YOU ARE HERE: LAT HomeCollections

Earnings Roundup

Warner Music Group reports surprise loss despite strong lineup

November 25, 2009

Warner Music Group Corp. posted an unexpected loss in its fiscal fourth quarter as severance costs weighed on results despite a strong slate of music releases from artists including Jay-Z and Madonna.

The loss of $18 million, or 12 cents a share, contrasted with profit of $6 million, or 4 cents, a year earlier. The quarter included $14 million in severance costs as the company shifted resources from promoting CDs to generating revenue from digital music.

Revenue rose nearly 1%, to $861 million, the first revenue gain since the fourth quarter of 2008.

Analysts on average expected Warner Music to post a profit of 5 cents a share on revenue of $820.3 million, according to Thomson Reuters.

Warner Music shares closed down 86 cents, or 12.2%, at $6.20 after falling as low as $4.44 earlier in the day.


Subscriber drain leads to loss

TiVo Inc., the pioneer of digital video recorders, reported a $6.67-million third-quarter loss Tuesday as subscribers continued to drop the service.

The loss of 6 cents a share compares with profit of $100.6 million, or 98 cents, a year ago from an award in patent litigation, Alviso, Calif.-based TiVo said. Sales slid 12% to $56.9 million, topping the $53.1-million average estimate of analysts in a Bloomberg survey.

The company is trying to reverse subscriber losses by making its service more widely available on pay-TV systems, including Comcast Corp. TiVo is suing Dish Network Corp., EchoStar Corp., AT&T Inc. and Verizon Communications Inc. for allegedly violating its DVR patents. Total subscribers fell 21% to 2.74 million in the period ended Oct. 31.

TiVo shares rose 2 cents to $10.99 in extended trading. The shares added 24 cents to $10.97 at the close of regular trading and have gained 53% this year.

For the fourth quarter, TiVo projects service and technology revenue of $43 million to $45 million and a net loss of $13 million to $15 million.

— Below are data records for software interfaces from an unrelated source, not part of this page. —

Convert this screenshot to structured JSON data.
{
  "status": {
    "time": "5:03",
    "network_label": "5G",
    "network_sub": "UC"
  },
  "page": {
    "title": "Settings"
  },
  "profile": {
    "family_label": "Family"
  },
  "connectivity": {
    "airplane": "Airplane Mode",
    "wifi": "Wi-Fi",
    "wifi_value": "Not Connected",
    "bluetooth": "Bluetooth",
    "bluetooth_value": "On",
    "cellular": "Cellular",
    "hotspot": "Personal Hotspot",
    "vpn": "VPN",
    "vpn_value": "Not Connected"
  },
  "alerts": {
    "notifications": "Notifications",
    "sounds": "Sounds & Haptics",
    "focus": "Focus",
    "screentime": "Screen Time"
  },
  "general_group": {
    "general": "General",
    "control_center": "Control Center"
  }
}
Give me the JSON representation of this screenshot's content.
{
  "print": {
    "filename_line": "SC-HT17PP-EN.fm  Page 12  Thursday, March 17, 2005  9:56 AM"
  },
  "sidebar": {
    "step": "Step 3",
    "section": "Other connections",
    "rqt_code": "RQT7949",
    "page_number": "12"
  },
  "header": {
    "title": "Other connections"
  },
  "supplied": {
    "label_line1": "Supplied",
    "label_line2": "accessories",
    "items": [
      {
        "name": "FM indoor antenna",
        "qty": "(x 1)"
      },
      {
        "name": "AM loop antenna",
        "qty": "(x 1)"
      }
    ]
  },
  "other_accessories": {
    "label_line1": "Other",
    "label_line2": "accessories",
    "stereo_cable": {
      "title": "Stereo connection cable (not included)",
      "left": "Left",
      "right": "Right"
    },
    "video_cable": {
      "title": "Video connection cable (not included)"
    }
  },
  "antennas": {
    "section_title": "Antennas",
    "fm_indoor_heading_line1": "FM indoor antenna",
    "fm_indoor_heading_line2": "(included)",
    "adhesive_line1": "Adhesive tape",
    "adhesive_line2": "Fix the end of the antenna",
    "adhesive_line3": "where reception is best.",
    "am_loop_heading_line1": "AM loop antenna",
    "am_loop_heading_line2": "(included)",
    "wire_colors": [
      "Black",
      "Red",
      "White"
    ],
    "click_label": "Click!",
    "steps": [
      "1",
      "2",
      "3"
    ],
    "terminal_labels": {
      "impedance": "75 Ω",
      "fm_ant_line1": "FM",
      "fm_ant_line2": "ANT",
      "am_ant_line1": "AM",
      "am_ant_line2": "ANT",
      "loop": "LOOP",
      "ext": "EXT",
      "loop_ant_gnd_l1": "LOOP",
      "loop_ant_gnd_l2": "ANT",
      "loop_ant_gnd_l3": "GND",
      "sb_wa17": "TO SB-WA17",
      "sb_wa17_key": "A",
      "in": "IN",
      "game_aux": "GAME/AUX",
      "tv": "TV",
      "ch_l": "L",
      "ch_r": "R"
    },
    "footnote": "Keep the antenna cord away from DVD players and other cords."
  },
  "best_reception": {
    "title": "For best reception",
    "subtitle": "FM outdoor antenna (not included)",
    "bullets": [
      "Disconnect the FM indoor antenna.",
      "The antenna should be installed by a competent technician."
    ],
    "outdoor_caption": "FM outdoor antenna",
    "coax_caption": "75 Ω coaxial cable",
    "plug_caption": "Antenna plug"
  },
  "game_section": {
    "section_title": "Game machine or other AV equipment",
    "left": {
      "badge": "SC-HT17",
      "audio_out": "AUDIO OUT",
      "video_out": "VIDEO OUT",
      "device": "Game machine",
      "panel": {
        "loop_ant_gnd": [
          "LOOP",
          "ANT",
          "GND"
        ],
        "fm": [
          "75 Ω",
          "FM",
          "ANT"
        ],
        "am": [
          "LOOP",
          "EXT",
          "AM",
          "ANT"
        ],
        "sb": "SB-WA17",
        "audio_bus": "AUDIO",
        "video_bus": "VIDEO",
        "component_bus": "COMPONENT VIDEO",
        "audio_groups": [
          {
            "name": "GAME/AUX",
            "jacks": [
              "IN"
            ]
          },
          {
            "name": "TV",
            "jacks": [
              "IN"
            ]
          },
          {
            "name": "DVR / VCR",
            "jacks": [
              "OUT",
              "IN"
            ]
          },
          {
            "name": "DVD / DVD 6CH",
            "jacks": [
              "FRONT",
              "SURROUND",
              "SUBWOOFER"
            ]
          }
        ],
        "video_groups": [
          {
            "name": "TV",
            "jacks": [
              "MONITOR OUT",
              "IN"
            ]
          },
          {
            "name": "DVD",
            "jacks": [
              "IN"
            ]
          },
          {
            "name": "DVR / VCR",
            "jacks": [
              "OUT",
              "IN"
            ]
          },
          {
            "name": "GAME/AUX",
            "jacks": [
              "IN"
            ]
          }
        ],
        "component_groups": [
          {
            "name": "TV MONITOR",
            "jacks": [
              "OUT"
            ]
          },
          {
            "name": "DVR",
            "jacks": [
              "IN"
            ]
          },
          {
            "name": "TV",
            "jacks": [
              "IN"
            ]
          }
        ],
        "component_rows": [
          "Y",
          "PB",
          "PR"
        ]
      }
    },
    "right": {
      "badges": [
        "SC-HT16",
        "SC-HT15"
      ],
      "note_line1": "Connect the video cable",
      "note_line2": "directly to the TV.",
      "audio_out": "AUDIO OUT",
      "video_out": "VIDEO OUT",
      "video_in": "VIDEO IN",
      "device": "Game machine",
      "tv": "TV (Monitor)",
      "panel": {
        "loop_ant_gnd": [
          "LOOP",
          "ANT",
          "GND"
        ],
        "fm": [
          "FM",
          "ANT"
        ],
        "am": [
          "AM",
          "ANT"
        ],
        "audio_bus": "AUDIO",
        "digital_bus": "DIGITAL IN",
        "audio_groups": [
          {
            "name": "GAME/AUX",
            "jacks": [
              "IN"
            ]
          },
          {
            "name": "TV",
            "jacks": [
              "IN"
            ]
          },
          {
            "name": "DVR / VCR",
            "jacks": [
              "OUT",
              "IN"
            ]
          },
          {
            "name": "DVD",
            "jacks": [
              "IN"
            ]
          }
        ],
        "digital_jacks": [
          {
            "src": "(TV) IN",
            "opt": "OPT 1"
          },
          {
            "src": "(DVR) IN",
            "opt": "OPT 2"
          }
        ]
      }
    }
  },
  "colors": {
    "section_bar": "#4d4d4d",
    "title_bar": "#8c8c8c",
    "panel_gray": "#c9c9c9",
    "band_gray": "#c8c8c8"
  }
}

TiVo said Tuesday that it would supply Mountain View, Calif.-based Google Inc. with viewer data for the Internet company's TV ad sales unit. Terms weren't disclosed.

The company also said it will develop a TV and broadband interface for Virgin Media Inc.'s new high-definition set-top boxes. The accord will give TiVo access to 4 million subscribers and recurring subscription fees, Chief Executive Tom Rogers said. Terms weren't disclosed.


Bookstores see difficult holiday

Barnes & Noble Inc. and Borders Group Inc., the nation's two largest brick-and-mortar book sellers, both posted quarterly losses and forecast a difficult holiday season, saying competition from discount chains and online retailers was stiffening.

Barnes & Noble, the larger of the two, also cut its forecast for annual profit, and shares of both retailers fell.

Even with an online presence, traditional bookstores have had a rough time facing off against online sellers like as well as discount outlets such as Wal-Mart Stores and Target and coping with consumers' reducing discretionary purchases amid tough economic times.

Barnes & Noble, which operates 775 stores, reported a fiscal second-quarter loss of 43 cents a share.

Excluding costs related to buying back its 636-store college bookstore chain from its chairman in August, it lost 30 cents per share, matching analyst forecasts.

Sales for the quarter ended Oct. 31 rose 4% to $1.16 billion -- though the increase was due to revenue from the college bookstores. Excluding that, Barnes & Noble sales fell 2% to $1.09 billion.

The company, based in New York, lowered its yearly forecast as the costs of producing its new electronic reader, the Nook, rose and holiday sales seemed off to a weak start.

Shares closed Tuesday at $22.25, down $1.27, or 5.4%.

Borders Group lost $38.5 million, or 64 cents a share, less than a year ago, but its third straight quarterly loss. Revenue for the three months that ended Oct. 31 dropped 13% to $602.5 million.

In an effort to improve its finances, Borders, based in Ann Arbor, Mich., has cut jobs, closed stores and chosen new leaders. It also has shifted its focus from less profitable categories like music and toward children's books, toys, stationery and its cafe.

But it has been slower than Barnes & Noble to close its lower-margin small-format stores and expand its e-commerce business.

Borders shares fell 27 cents, or 13.4%, to close Tuesday at $1.74.

-- times wire reports

Los Angeles Times Articles